▶ [The task] Copy out every line of the data that follows, exactly.

▶ [The data]

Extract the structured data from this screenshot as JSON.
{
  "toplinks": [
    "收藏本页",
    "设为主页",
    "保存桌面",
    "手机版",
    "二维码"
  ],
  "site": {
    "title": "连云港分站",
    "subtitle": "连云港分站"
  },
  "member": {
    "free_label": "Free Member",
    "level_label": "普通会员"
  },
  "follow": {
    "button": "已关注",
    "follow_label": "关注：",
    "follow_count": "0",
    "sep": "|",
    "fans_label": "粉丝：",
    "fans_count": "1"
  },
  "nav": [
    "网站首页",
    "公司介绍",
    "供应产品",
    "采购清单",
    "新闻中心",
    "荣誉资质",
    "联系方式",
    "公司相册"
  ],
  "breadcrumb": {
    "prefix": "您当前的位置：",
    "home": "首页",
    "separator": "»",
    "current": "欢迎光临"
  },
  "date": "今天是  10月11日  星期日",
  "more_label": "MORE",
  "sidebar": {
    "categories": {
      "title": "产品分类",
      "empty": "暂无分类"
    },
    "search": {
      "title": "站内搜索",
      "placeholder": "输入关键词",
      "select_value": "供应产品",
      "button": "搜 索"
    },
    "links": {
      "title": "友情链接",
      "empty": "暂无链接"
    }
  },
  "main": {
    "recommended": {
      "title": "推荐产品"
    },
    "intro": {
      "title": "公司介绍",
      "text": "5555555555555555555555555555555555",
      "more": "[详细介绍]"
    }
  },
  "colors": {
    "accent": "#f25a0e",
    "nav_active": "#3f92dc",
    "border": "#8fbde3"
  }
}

▶ [Written answer]
Extract the structured data from this screenshot as JSON.
{
  "toplinks": [
    "收藏本页",
    "设为主页",
    "保存桌面",
    "手机版",
    "二维码"
  ],
  "site": {
    "title": "连云港分站",
    "subtitle": "连云港分站"
  },
  "member": {
    "free_label": "Free Member",
    "level_label": "普通会员"
  },
  "follow": {
    "button": "已关注",
    "follow_label": "关注：",
    "follow_count": "0",
    "sep": "|",
    "fans_label": "粉丝：",
    "fans_count": "1"
  },
  "nav": [
    "网站首页",
    "公司介绍",
    "供应产品",
    "采购清单",
    "新闻中心",
    "荣誉资质",
    "联系方式",
    "公司相册"
  ],
  "breadcrumb": {
    "prefix": "您当前的位置：",
    "home": "首页",
    "separator": "»",
    "current": "欢迎光临"
  },
  "date": "今天是  10月11日  星期日",
  "more_label": "MORE",
  "sidebar": {
    "categories": {
      "title": "产品分类",
      "empty": "暂无分类"
    },
    "search": {
      "title": "站内搜索",
      "placeholder": "输入关键词",
      "select_value": "供应产品",
      "button": "搜 索"
    },
    "links": {
      "title": "友情链接",
      "empty": "暂无链接"
    }
  },
  "main": {
    "recommended": {
      "title": "推荐产品"
    },
    "intro": {
      "title": "公司介绍",
      "text": "5555555555555555555555555555555555",
      "more": "[详细介绍]"
    }
  },
  "colors": {
    "accent": "#f25a0e",
    "nav_active": "#3f92dc",
    "border": "#8fbde3"
  }
}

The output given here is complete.